Elsewhere, the problem seems to be in part that new money often only follows new students. That is, universities who want more money to pursue a more research-intensive path must first admit more students, mainly undergraduate ones.
Governments may think they are offering universities a good bargain this way, but frankly this is not always helpful. Much of the new money simply gets spent educating the students themselves and there is very little ‘extra’ to devote to excellence.
Governments who wish their universities to pursue world-class status quite simply need to find ways to decouple revenue growth from enrolment growth.

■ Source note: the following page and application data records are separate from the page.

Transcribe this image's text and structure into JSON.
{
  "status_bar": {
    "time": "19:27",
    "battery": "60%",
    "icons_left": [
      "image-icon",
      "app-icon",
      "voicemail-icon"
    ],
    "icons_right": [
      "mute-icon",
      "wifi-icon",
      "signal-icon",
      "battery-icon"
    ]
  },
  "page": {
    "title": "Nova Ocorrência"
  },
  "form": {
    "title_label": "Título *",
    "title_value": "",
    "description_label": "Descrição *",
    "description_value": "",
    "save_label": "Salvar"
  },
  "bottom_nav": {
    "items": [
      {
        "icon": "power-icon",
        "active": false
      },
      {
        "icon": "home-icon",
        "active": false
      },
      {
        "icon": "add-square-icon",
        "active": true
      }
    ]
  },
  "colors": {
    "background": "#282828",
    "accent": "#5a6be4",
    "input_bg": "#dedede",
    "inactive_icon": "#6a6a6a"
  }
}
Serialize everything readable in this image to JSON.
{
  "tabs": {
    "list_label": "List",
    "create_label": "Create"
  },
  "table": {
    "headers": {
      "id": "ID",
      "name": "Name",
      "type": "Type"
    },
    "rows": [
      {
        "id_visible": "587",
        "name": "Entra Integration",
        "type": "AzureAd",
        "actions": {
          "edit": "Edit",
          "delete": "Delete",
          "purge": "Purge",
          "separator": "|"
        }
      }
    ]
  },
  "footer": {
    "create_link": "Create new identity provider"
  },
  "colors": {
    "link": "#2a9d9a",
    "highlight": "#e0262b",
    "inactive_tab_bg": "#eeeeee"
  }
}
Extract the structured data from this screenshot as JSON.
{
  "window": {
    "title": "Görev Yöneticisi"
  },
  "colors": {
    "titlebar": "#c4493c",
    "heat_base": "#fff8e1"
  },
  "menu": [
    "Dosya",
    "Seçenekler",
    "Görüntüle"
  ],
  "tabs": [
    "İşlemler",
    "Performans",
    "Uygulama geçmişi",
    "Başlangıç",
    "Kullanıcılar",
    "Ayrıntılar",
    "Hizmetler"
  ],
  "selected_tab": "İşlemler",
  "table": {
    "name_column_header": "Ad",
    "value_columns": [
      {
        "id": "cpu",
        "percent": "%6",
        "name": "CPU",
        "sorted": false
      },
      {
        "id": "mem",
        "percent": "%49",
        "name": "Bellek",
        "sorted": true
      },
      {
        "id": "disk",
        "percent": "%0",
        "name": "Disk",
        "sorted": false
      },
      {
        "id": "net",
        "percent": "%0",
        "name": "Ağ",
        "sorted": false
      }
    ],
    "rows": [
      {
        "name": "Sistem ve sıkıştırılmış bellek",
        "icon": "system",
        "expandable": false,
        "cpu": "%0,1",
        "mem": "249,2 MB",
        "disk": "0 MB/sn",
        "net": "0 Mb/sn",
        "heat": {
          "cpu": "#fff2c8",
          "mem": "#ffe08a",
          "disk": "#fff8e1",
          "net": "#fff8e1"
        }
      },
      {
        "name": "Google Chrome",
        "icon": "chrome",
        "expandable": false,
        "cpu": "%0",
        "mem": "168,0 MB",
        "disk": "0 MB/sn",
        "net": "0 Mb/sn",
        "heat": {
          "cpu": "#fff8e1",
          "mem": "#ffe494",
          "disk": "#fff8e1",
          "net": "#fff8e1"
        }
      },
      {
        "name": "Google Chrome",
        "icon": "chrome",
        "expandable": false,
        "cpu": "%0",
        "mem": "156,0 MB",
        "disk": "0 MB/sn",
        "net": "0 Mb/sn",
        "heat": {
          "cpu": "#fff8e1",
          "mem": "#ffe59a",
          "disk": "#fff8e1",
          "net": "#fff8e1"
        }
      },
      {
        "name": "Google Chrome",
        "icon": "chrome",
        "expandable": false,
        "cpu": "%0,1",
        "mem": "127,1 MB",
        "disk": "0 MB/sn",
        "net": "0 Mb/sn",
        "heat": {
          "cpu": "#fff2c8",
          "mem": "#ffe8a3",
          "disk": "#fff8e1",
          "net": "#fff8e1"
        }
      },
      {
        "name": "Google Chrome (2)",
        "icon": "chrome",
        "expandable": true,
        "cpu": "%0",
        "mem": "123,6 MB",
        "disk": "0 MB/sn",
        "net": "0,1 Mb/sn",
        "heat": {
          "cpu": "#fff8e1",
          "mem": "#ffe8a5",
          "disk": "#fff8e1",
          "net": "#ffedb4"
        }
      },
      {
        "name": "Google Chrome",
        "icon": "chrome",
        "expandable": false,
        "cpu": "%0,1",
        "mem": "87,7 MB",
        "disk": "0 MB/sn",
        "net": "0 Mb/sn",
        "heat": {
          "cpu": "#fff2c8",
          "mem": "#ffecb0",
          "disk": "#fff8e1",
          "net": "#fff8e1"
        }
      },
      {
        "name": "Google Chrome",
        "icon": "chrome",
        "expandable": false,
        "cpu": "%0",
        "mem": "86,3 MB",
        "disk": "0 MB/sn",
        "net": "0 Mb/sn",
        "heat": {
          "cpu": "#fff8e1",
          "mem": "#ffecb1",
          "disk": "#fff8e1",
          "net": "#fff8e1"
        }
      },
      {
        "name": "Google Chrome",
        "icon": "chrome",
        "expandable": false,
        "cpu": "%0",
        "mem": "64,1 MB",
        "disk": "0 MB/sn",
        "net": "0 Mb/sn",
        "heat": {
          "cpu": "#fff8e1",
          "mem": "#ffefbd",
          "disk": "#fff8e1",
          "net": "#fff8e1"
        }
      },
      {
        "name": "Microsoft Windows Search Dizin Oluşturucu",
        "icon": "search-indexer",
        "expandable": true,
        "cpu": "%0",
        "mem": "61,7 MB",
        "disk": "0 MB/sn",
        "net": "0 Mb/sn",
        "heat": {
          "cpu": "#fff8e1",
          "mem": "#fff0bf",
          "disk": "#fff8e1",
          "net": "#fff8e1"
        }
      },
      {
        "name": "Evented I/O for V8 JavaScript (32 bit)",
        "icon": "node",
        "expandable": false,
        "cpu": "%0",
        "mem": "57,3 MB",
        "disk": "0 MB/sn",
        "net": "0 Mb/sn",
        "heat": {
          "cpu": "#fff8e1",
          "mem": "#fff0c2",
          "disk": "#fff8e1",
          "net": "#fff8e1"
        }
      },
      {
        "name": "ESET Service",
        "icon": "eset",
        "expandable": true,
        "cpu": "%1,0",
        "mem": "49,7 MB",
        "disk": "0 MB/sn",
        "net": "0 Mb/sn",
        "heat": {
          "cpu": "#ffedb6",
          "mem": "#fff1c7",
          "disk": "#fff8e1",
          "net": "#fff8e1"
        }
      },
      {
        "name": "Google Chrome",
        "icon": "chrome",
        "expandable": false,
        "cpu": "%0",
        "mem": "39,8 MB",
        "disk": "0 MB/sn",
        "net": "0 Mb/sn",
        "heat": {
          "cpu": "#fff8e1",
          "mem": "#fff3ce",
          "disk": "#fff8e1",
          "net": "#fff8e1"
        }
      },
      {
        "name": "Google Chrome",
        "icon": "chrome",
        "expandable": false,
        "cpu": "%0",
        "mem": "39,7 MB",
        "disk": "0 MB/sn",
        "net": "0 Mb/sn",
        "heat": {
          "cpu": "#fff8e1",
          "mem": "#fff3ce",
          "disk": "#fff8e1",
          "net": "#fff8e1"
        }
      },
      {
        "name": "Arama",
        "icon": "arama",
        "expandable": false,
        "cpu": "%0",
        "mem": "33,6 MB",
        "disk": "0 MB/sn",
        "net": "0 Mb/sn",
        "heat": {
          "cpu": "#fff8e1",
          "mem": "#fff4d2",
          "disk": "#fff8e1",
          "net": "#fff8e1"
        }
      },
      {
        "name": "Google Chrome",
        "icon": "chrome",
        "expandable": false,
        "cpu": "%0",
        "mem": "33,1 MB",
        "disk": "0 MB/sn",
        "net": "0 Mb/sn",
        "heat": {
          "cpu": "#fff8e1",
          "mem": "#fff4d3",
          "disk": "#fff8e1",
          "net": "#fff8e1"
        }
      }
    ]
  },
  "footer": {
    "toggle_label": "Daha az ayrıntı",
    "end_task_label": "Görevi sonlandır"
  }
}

Governments who wish their universities to pursue world-class status quite simply need to find ways to decouple revenue growth from enrolment growth. That could mean relinquishing control over tuition fees, or increasing the size of excellence programmes, or some other measure.
The alternative to raising more money in order to pursue world-class university status is to make universities more efficient and find more ‘margins’ within the institutions that can be reinvested in research.
It seems clear that Australian ARWU universities have been doing exactly this for some years now, and governments around the world may want to look at the ways in which institutions there have found success.
Given the overall fiscal difficulty many governments are currently experiencing, this may be a more productive way for institutions to continue pushing for world-class status than waiting for further infusions of public money. As Ernest Rutherford is reputed to have once said: “Gentlemen, we have run out of money. It is time to start thinking.”
Alex Usher is president of Higher Education Strategy Associates in Toronto, Canada.
This article was first published in International Higher Education on 28 October 2016